→ Problem to solve
Write each of the records out again exactly.

→ Extracted entries
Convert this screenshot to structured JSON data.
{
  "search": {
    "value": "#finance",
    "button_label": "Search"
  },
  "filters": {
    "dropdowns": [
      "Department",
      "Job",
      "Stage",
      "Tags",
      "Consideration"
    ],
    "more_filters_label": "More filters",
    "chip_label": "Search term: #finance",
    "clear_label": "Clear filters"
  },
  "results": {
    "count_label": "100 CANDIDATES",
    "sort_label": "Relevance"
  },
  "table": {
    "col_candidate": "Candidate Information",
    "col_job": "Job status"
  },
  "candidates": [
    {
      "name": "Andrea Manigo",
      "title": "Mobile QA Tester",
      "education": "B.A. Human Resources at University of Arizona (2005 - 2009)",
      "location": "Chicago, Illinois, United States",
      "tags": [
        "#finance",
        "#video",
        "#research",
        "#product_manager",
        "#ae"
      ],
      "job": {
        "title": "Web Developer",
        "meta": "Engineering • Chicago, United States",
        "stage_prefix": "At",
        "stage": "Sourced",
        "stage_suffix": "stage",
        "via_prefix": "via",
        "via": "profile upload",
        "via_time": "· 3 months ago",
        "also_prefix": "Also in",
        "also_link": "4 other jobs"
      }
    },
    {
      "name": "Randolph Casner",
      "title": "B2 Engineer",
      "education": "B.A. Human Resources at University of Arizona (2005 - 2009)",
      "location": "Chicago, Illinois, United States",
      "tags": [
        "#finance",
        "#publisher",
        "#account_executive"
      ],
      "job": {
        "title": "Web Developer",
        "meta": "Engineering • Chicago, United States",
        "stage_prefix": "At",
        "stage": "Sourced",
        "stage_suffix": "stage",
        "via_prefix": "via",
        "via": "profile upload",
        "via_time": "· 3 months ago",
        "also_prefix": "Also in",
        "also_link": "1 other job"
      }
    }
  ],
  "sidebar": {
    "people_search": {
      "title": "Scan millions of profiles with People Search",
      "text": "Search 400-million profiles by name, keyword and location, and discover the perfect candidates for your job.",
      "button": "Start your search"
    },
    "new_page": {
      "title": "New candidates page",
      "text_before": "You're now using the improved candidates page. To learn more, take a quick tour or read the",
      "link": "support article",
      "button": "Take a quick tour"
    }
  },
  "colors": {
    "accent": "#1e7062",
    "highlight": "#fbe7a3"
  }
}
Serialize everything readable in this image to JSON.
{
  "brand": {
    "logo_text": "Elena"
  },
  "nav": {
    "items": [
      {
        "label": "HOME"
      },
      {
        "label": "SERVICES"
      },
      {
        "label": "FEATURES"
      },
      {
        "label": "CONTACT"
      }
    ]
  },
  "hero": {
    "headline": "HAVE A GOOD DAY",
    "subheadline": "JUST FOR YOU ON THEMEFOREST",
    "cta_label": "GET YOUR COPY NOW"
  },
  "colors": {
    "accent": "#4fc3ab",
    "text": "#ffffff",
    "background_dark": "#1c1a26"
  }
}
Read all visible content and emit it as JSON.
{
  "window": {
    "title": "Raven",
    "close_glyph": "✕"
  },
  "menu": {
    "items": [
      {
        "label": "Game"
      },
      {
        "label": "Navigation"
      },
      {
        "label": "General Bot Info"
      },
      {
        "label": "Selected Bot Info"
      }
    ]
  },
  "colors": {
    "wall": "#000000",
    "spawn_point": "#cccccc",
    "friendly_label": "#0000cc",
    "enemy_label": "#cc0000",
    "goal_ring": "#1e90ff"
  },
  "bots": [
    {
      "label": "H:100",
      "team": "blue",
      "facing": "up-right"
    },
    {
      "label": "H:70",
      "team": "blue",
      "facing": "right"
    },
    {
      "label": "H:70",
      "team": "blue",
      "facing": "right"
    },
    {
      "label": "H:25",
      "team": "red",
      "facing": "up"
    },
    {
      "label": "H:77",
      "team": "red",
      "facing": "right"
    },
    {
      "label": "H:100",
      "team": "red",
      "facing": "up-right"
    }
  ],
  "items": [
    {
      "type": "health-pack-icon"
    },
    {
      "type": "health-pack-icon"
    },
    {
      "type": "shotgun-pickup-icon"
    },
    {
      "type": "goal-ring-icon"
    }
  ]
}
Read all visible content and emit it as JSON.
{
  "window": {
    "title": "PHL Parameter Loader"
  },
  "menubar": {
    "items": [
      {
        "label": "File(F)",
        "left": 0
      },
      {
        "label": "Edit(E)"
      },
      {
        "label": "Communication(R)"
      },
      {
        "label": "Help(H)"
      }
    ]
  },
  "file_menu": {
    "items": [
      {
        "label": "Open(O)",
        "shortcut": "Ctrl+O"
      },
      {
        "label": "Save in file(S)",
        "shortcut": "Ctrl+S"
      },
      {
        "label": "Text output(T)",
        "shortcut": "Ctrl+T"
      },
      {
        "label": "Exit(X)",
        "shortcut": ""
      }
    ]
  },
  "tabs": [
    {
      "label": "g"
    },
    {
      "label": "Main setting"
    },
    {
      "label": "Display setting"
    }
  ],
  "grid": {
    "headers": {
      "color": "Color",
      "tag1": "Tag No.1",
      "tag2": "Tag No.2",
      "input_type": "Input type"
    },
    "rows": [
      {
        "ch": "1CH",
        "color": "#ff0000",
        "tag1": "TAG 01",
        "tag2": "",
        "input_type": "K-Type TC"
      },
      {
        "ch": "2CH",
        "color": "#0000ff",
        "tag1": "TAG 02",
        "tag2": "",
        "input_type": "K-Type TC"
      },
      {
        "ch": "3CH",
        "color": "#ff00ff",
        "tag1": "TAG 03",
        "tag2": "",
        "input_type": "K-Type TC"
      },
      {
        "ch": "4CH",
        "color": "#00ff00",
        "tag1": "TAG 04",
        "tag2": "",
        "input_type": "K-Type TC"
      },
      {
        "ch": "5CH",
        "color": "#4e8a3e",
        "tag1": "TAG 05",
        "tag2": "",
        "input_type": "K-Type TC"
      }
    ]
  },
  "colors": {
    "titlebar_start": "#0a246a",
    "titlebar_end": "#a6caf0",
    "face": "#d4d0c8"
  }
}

→ Result of this exercise
Convert this screenshot to structured JSON data.
{
  "search": {
    "value": "#finance",
    "button_label": "Search"
  },
  "filters": {
    "dropdowns": [
      "Department",
      "Job",
      "Stage",
      "Tags",
      "Consideration"
    ],
    "more_filters_label": "More filters",
    "chip_label": "Search term: #finance",
    "clear_label": "Clear filters"
  },
  "results": {
    "count_label": "100 CANDIDATES",
    "sort_label": "Relevance"
  },
  "table": {
    "col_candidate": "Candidate Information",
    "col_job": "Job status"
  },
  "candidates": [
    {
      "name": "Andrea Manigo",
      "title": "Mobile QA Tester",
      "education": "B.A. Human Resources at University of Arizona (2005 - 2009)",
      "location": "Chicago, Illinois, United States",
      "tags": [
        "#finance",
        "#video",
        "#research",
        "#product_manager",
        "#ae"
      ],
      "job": {
        "title": "Web Developer",
        "meta": "Engineering • Chicago, United States",
        "stage_prefix": "At",
        "stage": "Sourced",
        "stage_suffix": "stage",
        "via_prefix": "via",
        "via": "profile upload",
        "via_time": "· 3 months ago",
        "also_prefix": "Also in",
        "also_link": "4 other jobs"
      }
    },
    {
      "name": "Randolph Casner",
      "title": "B2 Engineer",
      "education": "B.A. Human Resources at University of Arizona (2005 - 2009)",
      "location": "Chicago, Illinois, United States",
      "tags": [
        "#finance",
        "#publisher",
        "#account_executive"
      ],
      "job": {
        "title": "Web Developer",
        "meta": "Engineering • Chicago, United States",
        "stage_prefix": "At",
        "stage": "Sourced",
        "stage_suffix": "stage",
        "via_prefix": "via",
        "via": "profile upload",
        "via_time": "· 3 months ago",
        "also_prefix": "Also in",
        "also_link": "1 other job"
      }
    }
  ],
  "sidebar": {
    "people_search": {
      "title": "Scan millions of profiles with People Search",
      "text": "Search 400-million profiles by name, keyword and location, and discover the perfect candidates for your job.",
      "button": "Start your search"
    },
    "new_page": {
      "title": "New candidates page",
      "text_before": "You're now using the improved candidates page. To learn more, take a quick tour or read the",
      "link": "support article",
      "button": "Take a quick tour"
    }
  },
  "colors": {
    "accent": "#1e7062",
    "highlight": "#fbe7a3"
  }
}
Serialize everything readable in this image to JSON.
{
  "brand": {
    "logo_text": "Elena"
  },
  "nav": {
    "items": [
      {
        "label": "HOME"
      },
      {
        "label": "SERVICES"
      },
      {
        "label": "FEATURES"
      },
      {
        "label": "CONTACT"
      }
    ]
  },
  "hero": {
    "headline": "HAVE A GOOD DAY",
    "subheadline": "JUST FOR YOU ON THEMEFOREST",
    "cta_label": "GET YOUR COPY NOW"
  },
  "colors": {
    "accent": "#4fc3ab",
    "text": "#ffffff",
    "background_dark": "#1c1a26"
  }
}
Read all visible content and emit it as JSON.
{
  "window": {
    "title": "Raven",
    "close_glyph": "✕"
  },
  "menu": {
    "items": [
      {
        "label": "Game"
      },
      {
        "label": "Navigation"
      },
      {
        "label": "General Bot Info"
      },
      {
        "label": "Selected Bot Info"
      }
    ]
  },
  "colors": {
    "wall": "#000000",
    "spawn_point": "#cccccc",
    "friendly_label": "#0000cc",
    "enemy_label": "#cc0000",
    "goal_ring": "#1e90ff"
  },
  "bots": [
    {
      "label": "H:100",
      "team": "blue",
      "facing": "up-right"
    },
    {
      "label": "H:70",
      "team": "blue",
      "facing": "right"
    },
    {
      "label": "H:70",
      "team": "blue",
      "facing": "right"
    },
    {
      "label": "H:25",
      "team": "red",
      "facing": "up"
    },
    {
      "label": "H:77",
      "team": "red",
      "facing": "right"
    },
    {
      "label": "H:100",
      "team": "red",
      "facing": "up-right"
    }
  ],
  "items": [
    {
      "type": "health-pack-icon"
    },
    {
      "type": "health-pack-icon"
    },
    {
      "type": "shotgun-pickup-icon"
    },
    {
      "type": "goal-ring-icon"
    }
  ]
}
Read all visible content and emit it as JSON.
{
  "window": {
    "title": "PHL Parameter Loader"
  },
  "menubar": {
    "items": [
      {
        "label": "File(F)",
        "left": 0
      },
      {
        "label": "Edit(E)"
      },
      {
        "label": "Communication(R)"
      },
      {
        "label": "Help(H)"
      }
    ]
  },
  "file_menu": {
    "items": [
      {
        "label": "Open(O)",
        "shortcut": "Ctrl+O"
      },
      {
        "label": "Save in file(S)",
        "shortcut": "Ctrl+S"
      },
      {
        "label": "Text output(T)",
        "shortcut": "Ctrl+T"
      },
      {
        "label": "Exit(X)",
        "shortcut": ""
      }
    ]
  },
  "tabs": [
    {
      "label": "g"
    },
    {
      "label": "Main setting"
    },
    {
      "label": "Display setting"
    }
  ],
  "grid": {
    "headers": {
      "color": "Color",
      "tag1": "Tag No.1",
      "tag2": "Tag No.2",
      "input_type": "Input type"
    },
    "rows": [
      {
        "ch": "1CH",
        "color": "#ff0000",
        "tag1": "TAG 01",
        "tag2": "",
        "input_type": "K-Type TC"
      },
      {
        "ch": "2CH",
        "color": "#0000ff",
        "tag1": "TAG 02",
        "tag2": "",
        "input_type": "K-Type TC"
      },
      {
        "ch": "3CH",
        "color": "#ff00ff",
        "tag1": "TAG 03",
        "tag2": "",
        "input_type": "K-Type TC"
      },
      {
        "ch": "4CH",
        "color": "#00ff00",
        "tag1": "TAG 04",
        "tag2": "",
        "input_type": "K-Type TC"
      },
      {
        "ch": "5CH",
        "color": "#4e8a3e",
        "tag1": "TAG 05",
        "tag2": "",
        "input_type": "K-Type TC"
      }
    ]
  },
  "colors": {
    "titlebar_start": "#0a246a",
    "titlebar_end": "#a6caf0",
    "face": "#d4d0c8"
  }
}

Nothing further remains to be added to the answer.